Posts Tagged ‘Thailand will be in crisis if flood management fails’
BANGKOK, Dec. 27 (Xinhua) — Now that the Thai cabinet meeting on Tuesday just gave the nod for a government’s proposal to sell 350-billion-baht (11.14 billion U.S. dollars) in bonds domestically to fund long-term flood management plan which if fails, the country, not just the government, would face with credibility crisis.
As for short-term plan for the year 2012-2013, the Strategic Formation Committee for Reconstruction and Future Development ( SCRF), chaired by Prime Minister Yingluck Shinawatra, on Monday approved a 16.5-billion-baht (525.15 million U.S. dollars) water management plan to prevent floods and droughts. Of this, 12 billion baht will be drawn from the 2012 fiscal budget while the remaining 4.5 billion baht from the 2013 budget.
These urgent measures entailing improvement in sluice gates, dykes, drainage system and water resources management as well as compensation for flood-hit victims will be implemented in the next five months in order to prevent massive floods of this scale from reoccurring next year.
Almost five months have passed since the flooding began in the northern part of Thailand and then spread slowly down to the plains downstream. And new rainy season is expected soon in five months ahead, or as early as May. Even though Commerce Minister Kittirat Na-Ranong, who is also chairman of the Strategic Formulation Committee for Water Resources Management (SCWRM), reassured on Monday that most of short-term projects would be completed before the new rainy season arrives, it is not quite promising.
Last month, Prime Minister Yingluck seemed to be certain that floodwaters would be completely dried out before New Year but early this month she said that she was concerned about the ongoing situation in the western side of the capital. Currently, floods still prevail in six provinces, affecting almost nine million households, or 2.27 million people.
BUSINESS OPERATORS DEMAND CONCRETE STRATEGY
Following its investigation of the damage at flood hit industrial parks, Bank of Thailand’s Office of Macroeconomics unveiled on Monday that majority of the investor hoped that the government would put effective flood prevention and water management measures into place as soon as possible.
About a week after scrapping the first lot of some 400 units, Honda Automobile Thailand Co., Ltd. again on Tuesday destroyed 1, 055 cars which were inundated by floods in mid-October to ensure its customers that the company will not reuse any parts of those affected cars.
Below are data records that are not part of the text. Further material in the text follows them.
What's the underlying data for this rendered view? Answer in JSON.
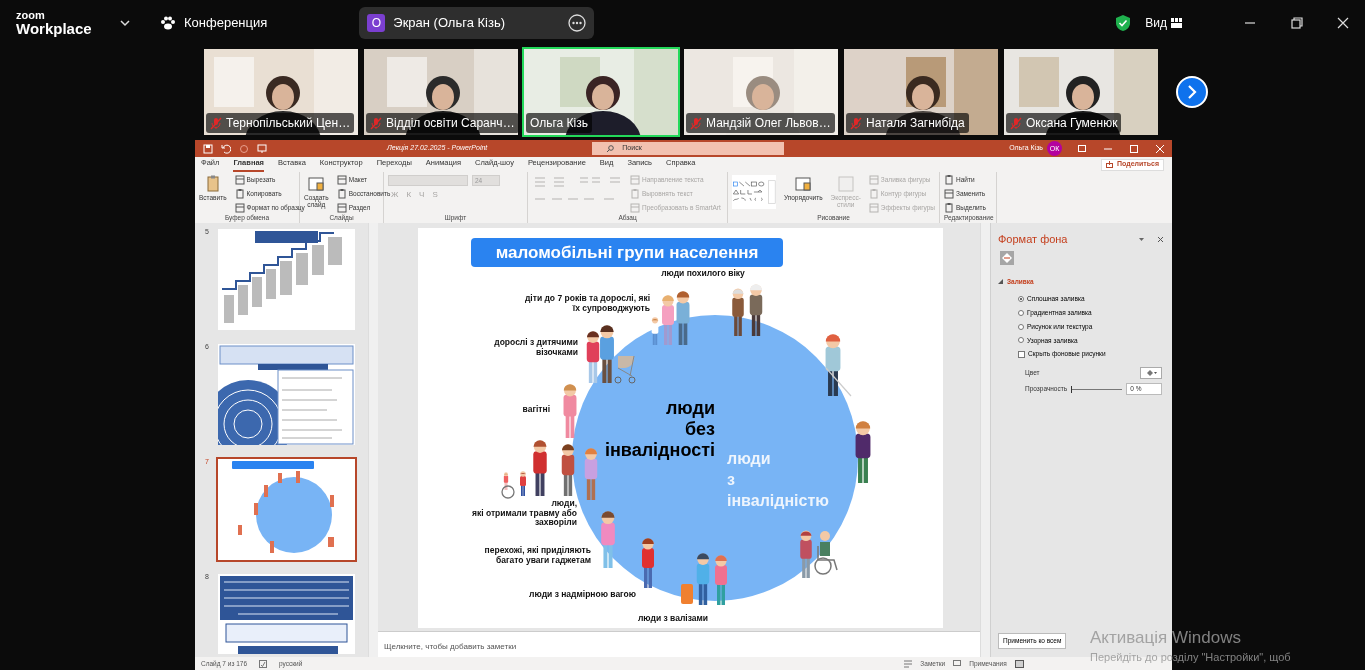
{
  "app_bar": {
    "logo_top": "zoom",
    "logo_bottom": "Workplace",
    "meeting": "Конференция",
    "share_banner": {
      "initial": "О",
      "text": "Экран (Ольга Кізь)"
    },
    "view": "Вид"
  },
  "participants": [
    {
      "name": "Тернопільський Цен…",
      "muted": true,
      "active_speaker": false
    },
    {
      "name": "Відділ освіти Саранч…",
      "muted": true,
      "active_speaker": false
    },
    {
      "name": "Ольга Кізь",
      "muted": false,
      "active_speaker": true
    },
    {
      "name": "Мандзій Олег Львов…",
      "muted": true,
      "active_speaker": false
    },
    {
      "name": "Наталя Загнибіда",
      "muted": true,
      "active_speaker": false
    },
    {
      "name": "Оксана Гуменюк",
      "muted": true,
      "active_speaker": false
    }
  ],
  "powerpoint": {
    "title": "Лекція 27.02.2025  -  PowerPoint",
    "search_placeholder": "Поиск",
    "user": "Ольга Кізь",
    "user_initials": "ОК",
    "tabs": [
      {
        "label": "Файл",
        "selected": false
      },
      {
        "label": "Главная",
        "selected": true
      },
      {
        "label": "Вставка",
        "selected": false
      },
      {
        "label": "Конструктор",
        "selected": false
      },
      {
        "label": "Переходы",
        "selected": false
      },
      {
        "label": "Анимация",
        "selected": false
      },
      {
        "label": "Слайд-шоу",
        "selected": false
      },
      {
        "label": "Рецензирование",
        "selected": false
      },
      {
        "label": "Вид",
        "selected": false
      },
      {
        "label": "Запись",
        "selected": false
      },
      {
        "label": "Справка",
        "selected": false
      }
    ],
    "share": "Поделиться",
    "ribbon_groups": [
      {
        "label": "Буфер обмена",
        "items": [
          {
            "kind": "large",
            "label": "Вставить",
            "disabled": false
          },
          {
            "kind": "small",
            "label": "Вырезать",
            "disabled": false
          },
          {
            "kind": "small",
            "label": "Копировать",
            "disabled": false
          },
          {
            "kind": "small",
            "label": "Формат по образцу",
            "disabled": false
          }
        ]
      },
      {
        "label": "Слайды",
        "items": [
          {
            "kind": "large",
            "label": "Создать\nслайд",
            "disabled": false
          },
          {
            "kind": "small",
            "label": "Макет",
            "disabled": false
          },
          {
            "kind": "small",
            "label": "Восстановить",
            "disabled": false
          },
          {
            "kind": "small",
            "label": "Раздел",
            "disabled": false
          }
        ]
      },
      {
        "label": "Шрифт",
        "items": [
          {
            "kind": "font_box",
            "disabled": true
          },
          {
            "kind": "size_box",
            "value": "24",
            "disabled": true
          },
          {
            "kind": "format",
            "label": "Ж",
            "disabled": true
          },
          {
            "kind": "format",
            "label": "К",
            "disabled": true
          },
          {
            "kind": "format",
            "label": "Ч",
            "disabled": true
          },
          {
            "kind": "format",
            "label": "S",
            "disabled": true
          }
        ]
      },
      {
        "label": "Абзац",
        "items": [
          {
            "kind": "list_buttons",
            "disabled": true
          },
          {
            "kind": "small",
            "label": "Направление текста",
            "disabled": true
          },
          {
            "kind": "small",
            "label": "Выровнять текст",
            "disabled": true
          },
          {
            "kind": "small",
            "label": "Преобразовать в SmartArt",
            "disabled": true
          }
        ]
      },
      {
        "label": "Рисование",
        "items": [
          {
            "kind": "gallery",
            "disabled": false
          },
          {
            "kind": "large",
            "label": "Упорядочить",
            "disabled": false
          },
          {
            "kind": "large",
            "label": "Экспресс-\nстили",
            "disabled": true
          },
          {
            "kind": "small",
            "label": "Заливка фигуры",
            "disabled": true
          },
          {
            "kind": "small",
            "label": "Контур фигуры",
            "disabled": true
          },
          {
            "kind": "small",
            "label": "Эффекты фигуры",
            "disabled": true
          }
        ]
      },
      {
        "label": "Редактирование",
        "items": [
          {
            "kind": "small",
            "label": "Найти",
            "disabled": false
          },
          {
            "kind": "small",
            "label": "Заменить",
            "disabled": false
          },
          {
            "kind": "small",
            "label": "Выделить",
            "disabled": false
          }
        ]
      }
    ],
    "thumbnails": [
      {
        "number": "5",
        "selected": false
      },
      {
        "number": "6",
        "selected": false
      },
      {
        "number": "7",
        "selected": true
      },
      {
        "number": "8",
        "selected": false
      }
    ],
    "slide": {
      "title": "маломобільні групи населення",
      "labels": [
        "люди похилого віку",
        "діти до 7 років та дорослі, які\nїх супроводжують",
        "дорослі з дитячими\nвізочками",
        "вагітні",
        "люди,\nякі отримали травму або\nзахворіли",
        "перехожі, які приділяють\nбагато уваги гаджетам",
        "люди з надмірною вагою",
        "люди з валізами"
      ],
      "center_without": "люди\nбез\nінвалідності",
      "center_with": "люди\nз\nінвалідністю"
    },
    "notes_placeholder": "Щелкните, чтобы добавить заметки",
    "format_pane": {
      "title": "Формат фона",
      "section": {
        "label": "Заливка",
        "expanded": true
      },
      "fill_options": [
        {
          "label": "Сплошная заливка",
          "selected": true
        },
        {
          "label": "Градиентная заливка",
          "selected": false
        },
        {
          "label": "Рисунок или текстура",
          "selected": false
        },
        {
          "label": "Узорная заливка",
          "selected": false
        }
      ],
      "hide_background": {
        "label": "Скрыть фоновые рисунки",
        "checked": false
      },
      "color_label": "Цвет",
      "transparency": {
        "label": "Прозрачность",
        "level": 0,
        "reading": "0 %"
      },
      "apply_all": "Применить ко всем"
    },
    "status_bar": {
      "slide_count": "Слайд 7 из 176",
      "language": "русский",
      "notes": "Заметки",
      "comments": "Примечания"
    }
  },
  "os_notice": {
    "title": "Активація Windows",
    "text": "Перейдіть до розділу \"Настройки\", щоб"
  }
}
Car scraps were carried out at Rojana Industrial Park in Ayutthaya province which has a capacity to assemble 240, 000 cars a year and is the second-largest car factory in Thailand.
Despite its bad fortune, the company’s executive pledged not to relocate it production plants to other countries. However, the company re-emphasized that the government should spare no effort to prevent great deluge from repeating.
“This measure will only correct the consequence. The government should look at the cause of the consequence, especially they should focus on water management in order to prevent the same disaster from happening again in the future,” Pitak Pruittisarikorn, executive vice president of Honda Thailand, made the remarks regarding the 4-meter flood wall building plan around the industrial estate which the government proposed before.
Floodway projects along both sides of Chao Praya River are part of the long-term strategy the government has made clear so far, but still it lacks of details on exact locations and designs. The government plans to get the strategy implemented in the next one to three years but the question is that will it be in time?
If the inundation returns next year, even with lesser scale, while everything is not just yet ready, the private sector will definitely lose faith in the country, not just Yingluck administration. Not every business operator that is patient enough or dares enough to put its millions or billions invested factories at risk waiting until the government’s strategies become effective. Sanyo Semiconductor Thailand, which has operated since 1990 producing semiconductors, transistors and large-scale integrated circuits, finally terminated operation of a flood-ravaged factory in Rojana Industrial Estate on Dec. 25.
“If the government cannot handle this and it comes again next year, we wouldn’t be able to afford to stay in business. The government must work hard to restore confidence because we don’t want to go through that again.. And we may consider moving out if the government fails to do so,”said a Japanese executive of a system engineering company in Bangkok.